(Excerpts from an interface dataset)
···
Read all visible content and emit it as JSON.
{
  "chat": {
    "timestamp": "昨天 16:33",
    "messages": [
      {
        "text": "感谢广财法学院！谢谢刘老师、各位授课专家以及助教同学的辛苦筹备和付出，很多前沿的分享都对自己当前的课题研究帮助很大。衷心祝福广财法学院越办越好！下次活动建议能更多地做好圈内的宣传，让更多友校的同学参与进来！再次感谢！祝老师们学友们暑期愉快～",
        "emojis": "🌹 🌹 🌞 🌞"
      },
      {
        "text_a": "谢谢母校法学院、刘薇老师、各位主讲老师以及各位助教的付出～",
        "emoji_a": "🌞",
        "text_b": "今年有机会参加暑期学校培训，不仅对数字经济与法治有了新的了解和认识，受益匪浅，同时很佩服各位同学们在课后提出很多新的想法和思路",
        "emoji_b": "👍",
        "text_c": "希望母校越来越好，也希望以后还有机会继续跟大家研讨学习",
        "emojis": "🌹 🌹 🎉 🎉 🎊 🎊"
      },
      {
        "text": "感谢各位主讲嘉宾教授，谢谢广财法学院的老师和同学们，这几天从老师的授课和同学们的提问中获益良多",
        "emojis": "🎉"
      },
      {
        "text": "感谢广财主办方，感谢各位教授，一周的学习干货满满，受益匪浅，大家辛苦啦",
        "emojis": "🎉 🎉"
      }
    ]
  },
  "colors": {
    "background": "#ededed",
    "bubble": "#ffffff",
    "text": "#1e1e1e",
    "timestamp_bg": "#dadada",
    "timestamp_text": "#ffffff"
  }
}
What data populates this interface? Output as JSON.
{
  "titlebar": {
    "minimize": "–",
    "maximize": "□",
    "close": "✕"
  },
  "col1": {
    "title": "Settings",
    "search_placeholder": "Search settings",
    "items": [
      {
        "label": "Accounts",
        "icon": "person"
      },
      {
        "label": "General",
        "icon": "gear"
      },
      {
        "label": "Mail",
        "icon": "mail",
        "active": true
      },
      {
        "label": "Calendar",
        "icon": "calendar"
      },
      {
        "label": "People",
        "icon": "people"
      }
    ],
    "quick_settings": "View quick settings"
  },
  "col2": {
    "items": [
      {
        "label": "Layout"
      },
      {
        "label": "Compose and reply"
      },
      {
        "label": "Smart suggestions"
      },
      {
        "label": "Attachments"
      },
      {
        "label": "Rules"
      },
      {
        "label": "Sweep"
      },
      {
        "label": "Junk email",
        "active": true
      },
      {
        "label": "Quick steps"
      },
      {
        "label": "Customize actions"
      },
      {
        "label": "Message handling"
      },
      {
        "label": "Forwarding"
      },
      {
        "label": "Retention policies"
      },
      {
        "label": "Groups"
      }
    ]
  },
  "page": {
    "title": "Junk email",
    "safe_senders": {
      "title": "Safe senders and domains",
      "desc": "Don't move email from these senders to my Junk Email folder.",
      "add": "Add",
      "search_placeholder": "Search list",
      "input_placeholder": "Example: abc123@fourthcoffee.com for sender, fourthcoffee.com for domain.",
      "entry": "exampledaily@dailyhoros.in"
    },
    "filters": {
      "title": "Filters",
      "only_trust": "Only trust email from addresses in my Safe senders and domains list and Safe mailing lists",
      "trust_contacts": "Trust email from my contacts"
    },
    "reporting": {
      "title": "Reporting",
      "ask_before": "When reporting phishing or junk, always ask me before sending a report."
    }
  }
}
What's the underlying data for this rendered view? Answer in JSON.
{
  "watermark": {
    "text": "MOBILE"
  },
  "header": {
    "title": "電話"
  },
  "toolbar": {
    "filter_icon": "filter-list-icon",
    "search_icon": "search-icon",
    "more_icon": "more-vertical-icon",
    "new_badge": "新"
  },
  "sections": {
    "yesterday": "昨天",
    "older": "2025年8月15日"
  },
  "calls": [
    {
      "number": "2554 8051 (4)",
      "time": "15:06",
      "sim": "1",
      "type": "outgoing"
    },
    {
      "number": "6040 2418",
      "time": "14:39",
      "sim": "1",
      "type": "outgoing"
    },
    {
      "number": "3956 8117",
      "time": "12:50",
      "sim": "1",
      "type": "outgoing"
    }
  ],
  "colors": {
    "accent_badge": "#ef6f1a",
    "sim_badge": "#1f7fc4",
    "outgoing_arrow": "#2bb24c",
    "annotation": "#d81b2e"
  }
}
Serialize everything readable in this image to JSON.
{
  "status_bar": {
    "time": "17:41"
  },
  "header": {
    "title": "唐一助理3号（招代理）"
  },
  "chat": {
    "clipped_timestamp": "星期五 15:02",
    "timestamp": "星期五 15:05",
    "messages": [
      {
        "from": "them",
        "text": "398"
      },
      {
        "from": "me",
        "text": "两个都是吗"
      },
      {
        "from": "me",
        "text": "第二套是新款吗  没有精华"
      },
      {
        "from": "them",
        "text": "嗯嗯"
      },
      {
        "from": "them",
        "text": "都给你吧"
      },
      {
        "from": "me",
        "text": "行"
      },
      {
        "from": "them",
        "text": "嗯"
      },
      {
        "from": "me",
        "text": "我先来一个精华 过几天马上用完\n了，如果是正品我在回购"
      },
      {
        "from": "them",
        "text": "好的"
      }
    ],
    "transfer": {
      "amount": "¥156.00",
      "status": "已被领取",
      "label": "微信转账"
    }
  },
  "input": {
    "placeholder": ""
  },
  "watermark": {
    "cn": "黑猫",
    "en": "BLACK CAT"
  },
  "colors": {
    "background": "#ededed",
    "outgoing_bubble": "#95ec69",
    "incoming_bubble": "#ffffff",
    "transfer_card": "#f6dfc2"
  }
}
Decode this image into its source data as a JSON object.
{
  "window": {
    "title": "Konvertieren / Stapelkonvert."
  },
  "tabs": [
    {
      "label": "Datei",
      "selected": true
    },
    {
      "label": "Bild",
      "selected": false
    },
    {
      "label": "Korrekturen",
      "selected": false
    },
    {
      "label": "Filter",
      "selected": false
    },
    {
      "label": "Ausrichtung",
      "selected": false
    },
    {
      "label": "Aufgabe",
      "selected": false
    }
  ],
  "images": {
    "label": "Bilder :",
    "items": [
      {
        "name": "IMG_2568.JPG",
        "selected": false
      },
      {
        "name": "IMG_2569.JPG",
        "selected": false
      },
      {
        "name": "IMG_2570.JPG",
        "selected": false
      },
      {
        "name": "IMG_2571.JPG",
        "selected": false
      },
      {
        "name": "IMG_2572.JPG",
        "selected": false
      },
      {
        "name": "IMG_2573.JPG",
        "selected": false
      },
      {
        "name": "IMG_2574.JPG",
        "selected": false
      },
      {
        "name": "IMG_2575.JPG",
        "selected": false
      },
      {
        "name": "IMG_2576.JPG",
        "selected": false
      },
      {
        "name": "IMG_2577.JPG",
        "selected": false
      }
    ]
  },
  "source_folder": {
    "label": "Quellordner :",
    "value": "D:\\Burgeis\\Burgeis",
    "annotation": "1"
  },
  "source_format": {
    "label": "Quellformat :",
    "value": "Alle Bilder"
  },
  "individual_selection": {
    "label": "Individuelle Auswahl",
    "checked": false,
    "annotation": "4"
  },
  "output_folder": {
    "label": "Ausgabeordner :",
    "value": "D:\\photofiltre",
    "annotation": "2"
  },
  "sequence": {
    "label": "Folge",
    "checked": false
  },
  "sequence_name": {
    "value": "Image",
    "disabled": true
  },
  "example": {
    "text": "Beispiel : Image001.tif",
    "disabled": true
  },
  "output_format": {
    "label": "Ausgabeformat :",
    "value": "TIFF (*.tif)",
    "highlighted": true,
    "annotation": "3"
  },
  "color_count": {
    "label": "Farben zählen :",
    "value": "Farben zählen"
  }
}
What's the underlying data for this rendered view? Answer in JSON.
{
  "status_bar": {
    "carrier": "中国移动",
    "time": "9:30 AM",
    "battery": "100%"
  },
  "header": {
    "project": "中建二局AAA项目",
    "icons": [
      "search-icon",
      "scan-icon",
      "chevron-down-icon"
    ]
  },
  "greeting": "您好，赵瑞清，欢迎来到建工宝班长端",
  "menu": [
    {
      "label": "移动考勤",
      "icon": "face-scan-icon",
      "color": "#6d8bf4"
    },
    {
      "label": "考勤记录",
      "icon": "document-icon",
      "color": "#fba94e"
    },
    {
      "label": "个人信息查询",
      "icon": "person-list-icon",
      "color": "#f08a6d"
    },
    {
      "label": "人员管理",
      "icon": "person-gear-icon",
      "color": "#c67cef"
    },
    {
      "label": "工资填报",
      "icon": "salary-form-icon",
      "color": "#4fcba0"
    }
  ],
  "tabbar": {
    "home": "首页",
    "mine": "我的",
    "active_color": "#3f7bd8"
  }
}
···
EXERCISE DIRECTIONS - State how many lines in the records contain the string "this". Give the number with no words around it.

THE ANSWER - 5